Germany will host the world cup in 2006, but that doesn’t seem to be enough good news for Germans, their passion for football is currently at odds with their anger and frustration as a result of the state of their economy, they may therefore have shown the world a taster of what to expect next year, judging from the crowd disturbances that greeted their recent 2-0 win over Tunisia in the 2005 Confederation Cup being hosted by Germany.
Frau Heike, a jewel retailer in Düsseldorf, however thinks that things are not as bad, according to her ‘Germans are always complaining, maybe it is the frustration of the cuts on state benefits which they have come to depend so much on that is making them to shout’. People like Heike, a new breed entrepreneur may not yet be feeling the pressure, but there is in fact trouble in the land. Almost on a daily basis, there are news of German firms closing down, most worryingly are the news of the current predicaments of two corporate giants BASF and SIEMENS, would their demise be the last sure sign that the Germany we know today is no longer the Germany we used to know?
Even Mercedes Benz, the symbol of Germany’s industrial prowess has been experiencing hard times; Mercedes Benz may soon stop being the shinning star of the German economy, because consumers are no longer snapping the brand up, like they have done in the past. Recent reports claim that the Mercedes car division of the Daimler Chrysler group may soon sink into the red, with loss estimates at over $500 million. The Smart brand (a collaboration with watchmaker Swatch) hasn’t started off well, the brand loses about $600 million a year, total loses since the launching of the brand in 1998 is now estimated at over $3 billion. Analysts say that the brand does not generate enough revenues to cover costs.
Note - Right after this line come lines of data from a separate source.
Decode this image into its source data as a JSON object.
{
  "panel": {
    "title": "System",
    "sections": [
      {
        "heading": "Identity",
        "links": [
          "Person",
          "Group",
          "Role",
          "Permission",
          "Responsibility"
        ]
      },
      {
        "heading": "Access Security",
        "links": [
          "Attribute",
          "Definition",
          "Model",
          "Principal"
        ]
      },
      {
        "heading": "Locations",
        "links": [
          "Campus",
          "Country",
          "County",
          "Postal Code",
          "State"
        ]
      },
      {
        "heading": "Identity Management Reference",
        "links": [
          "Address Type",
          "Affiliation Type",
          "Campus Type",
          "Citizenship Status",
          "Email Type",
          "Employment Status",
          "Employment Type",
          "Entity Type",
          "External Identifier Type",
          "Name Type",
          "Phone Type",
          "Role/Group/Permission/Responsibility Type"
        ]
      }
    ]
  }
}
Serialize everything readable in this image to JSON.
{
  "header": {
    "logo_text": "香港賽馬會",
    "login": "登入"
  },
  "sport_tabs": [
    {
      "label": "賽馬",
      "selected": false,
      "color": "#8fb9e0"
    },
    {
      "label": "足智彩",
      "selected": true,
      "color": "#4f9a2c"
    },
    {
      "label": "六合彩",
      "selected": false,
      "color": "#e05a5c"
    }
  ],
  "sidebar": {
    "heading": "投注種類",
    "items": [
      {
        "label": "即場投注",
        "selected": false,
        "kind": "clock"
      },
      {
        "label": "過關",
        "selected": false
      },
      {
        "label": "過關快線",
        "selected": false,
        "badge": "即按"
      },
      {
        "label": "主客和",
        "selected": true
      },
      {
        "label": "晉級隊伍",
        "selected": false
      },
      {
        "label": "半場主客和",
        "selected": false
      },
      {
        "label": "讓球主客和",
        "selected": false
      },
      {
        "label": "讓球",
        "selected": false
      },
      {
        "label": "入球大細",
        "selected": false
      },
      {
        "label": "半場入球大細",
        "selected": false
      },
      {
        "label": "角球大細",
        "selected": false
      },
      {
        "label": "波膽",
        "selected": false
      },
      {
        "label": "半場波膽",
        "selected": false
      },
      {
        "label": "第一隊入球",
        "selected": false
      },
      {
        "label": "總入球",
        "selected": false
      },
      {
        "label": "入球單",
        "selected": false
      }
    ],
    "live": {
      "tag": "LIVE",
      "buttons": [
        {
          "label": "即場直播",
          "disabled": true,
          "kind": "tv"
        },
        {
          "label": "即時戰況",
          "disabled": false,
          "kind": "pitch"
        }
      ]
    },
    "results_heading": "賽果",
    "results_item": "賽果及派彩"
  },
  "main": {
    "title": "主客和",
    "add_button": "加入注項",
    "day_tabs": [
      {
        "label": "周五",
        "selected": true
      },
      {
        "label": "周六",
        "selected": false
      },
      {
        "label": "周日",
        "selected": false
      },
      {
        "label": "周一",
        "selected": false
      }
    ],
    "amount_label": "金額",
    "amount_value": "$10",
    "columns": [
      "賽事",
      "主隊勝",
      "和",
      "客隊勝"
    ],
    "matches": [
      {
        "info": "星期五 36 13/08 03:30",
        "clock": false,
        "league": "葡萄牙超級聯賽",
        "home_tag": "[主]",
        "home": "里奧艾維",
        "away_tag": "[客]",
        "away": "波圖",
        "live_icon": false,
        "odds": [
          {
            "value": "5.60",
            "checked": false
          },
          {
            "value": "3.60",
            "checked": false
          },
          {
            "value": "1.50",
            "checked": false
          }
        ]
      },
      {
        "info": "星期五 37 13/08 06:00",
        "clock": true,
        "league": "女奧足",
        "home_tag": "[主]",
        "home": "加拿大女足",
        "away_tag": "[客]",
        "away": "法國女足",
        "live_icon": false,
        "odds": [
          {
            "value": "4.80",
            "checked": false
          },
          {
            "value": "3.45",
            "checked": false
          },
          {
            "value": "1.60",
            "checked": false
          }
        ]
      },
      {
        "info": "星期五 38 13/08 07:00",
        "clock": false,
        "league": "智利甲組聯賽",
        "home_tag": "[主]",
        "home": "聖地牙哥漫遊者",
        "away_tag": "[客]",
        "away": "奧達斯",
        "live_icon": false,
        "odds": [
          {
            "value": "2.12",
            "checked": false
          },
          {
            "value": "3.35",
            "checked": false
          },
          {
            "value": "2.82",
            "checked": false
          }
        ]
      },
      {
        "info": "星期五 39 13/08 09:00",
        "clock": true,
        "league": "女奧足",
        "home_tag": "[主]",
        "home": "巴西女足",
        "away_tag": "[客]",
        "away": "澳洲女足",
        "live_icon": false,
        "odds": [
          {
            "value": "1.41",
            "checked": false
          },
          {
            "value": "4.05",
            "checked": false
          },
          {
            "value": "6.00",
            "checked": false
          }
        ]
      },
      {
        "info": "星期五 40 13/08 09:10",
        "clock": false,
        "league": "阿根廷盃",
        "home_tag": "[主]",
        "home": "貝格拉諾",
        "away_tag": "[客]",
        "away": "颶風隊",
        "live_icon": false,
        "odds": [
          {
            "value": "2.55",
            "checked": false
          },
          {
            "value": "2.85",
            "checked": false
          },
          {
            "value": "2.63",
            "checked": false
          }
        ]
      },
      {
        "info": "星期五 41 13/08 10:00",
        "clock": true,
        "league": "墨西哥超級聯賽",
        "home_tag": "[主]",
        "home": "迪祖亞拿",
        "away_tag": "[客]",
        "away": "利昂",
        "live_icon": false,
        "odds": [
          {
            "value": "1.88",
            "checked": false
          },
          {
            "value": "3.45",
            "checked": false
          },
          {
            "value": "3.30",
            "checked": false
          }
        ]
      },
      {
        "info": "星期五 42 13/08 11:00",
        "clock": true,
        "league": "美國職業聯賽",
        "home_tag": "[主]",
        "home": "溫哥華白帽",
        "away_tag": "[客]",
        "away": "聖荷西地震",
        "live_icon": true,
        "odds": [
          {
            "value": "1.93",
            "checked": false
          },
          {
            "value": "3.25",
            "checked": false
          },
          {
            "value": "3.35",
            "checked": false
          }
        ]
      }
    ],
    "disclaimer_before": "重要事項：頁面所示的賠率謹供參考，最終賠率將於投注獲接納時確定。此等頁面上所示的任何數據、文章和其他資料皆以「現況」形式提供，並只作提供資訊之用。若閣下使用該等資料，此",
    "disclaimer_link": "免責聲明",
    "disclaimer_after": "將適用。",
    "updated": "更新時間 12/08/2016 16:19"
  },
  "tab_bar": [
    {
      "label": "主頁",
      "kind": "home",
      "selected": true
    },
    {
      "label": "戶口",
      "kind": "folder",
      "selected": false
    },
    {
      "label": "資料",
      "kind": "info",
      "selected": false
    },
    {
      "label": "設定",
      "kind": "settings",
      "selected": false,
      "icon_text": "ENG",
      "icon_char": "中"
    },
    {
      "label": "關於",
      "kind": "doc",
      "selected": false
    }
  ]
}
The Mercedes Maybach
Another problem child is the Mercedes Maybach, the high-end luxury car priced at over $300,000. Total world wide sales till date are just a little over 500 units, this is despite the trappings and luxury that the Maybach offers, including a personal liason manager. What German firms need to learn from all these are that consumers may no longer be prepared to pay over the top for quality, especially when there are other competing and cheaper brands, from the new emerging markets of Asia and Europe.
Whatever has gone wrong with the German economy should also be a lesson for the other strong economies of the world, national fortune may now be likened to a wind, it can blow towards any direction at any time. For the developing countries, most especially Nigeria, they shouldn’t depend heavily on the proceeds of crude oil sales as the only source of revenues, we don’t want to wake up one day to discover that our cherished crude oil customers have now discovered cheaper and alternative energy sources, the human tragedy that will follow such a situation will be enormous. For Nigeria and the rest of the developing world, strategic planning is the way forward.
Re:  Germany But Not As We Know It
Unregistered posted on 12-08-2005, 09:26:41 AM
It is really a pity to see the German economy go down but as a naturilized citizen of that said country not all what the writer wrote is the truth but as we all know Germany still has the best economy in europe.
Compared to other European countries Germany can still hold is own although as the writer rightfully found things are not what they seem to be..with an Ageing population and an economy that is just refusing to get back on his feet..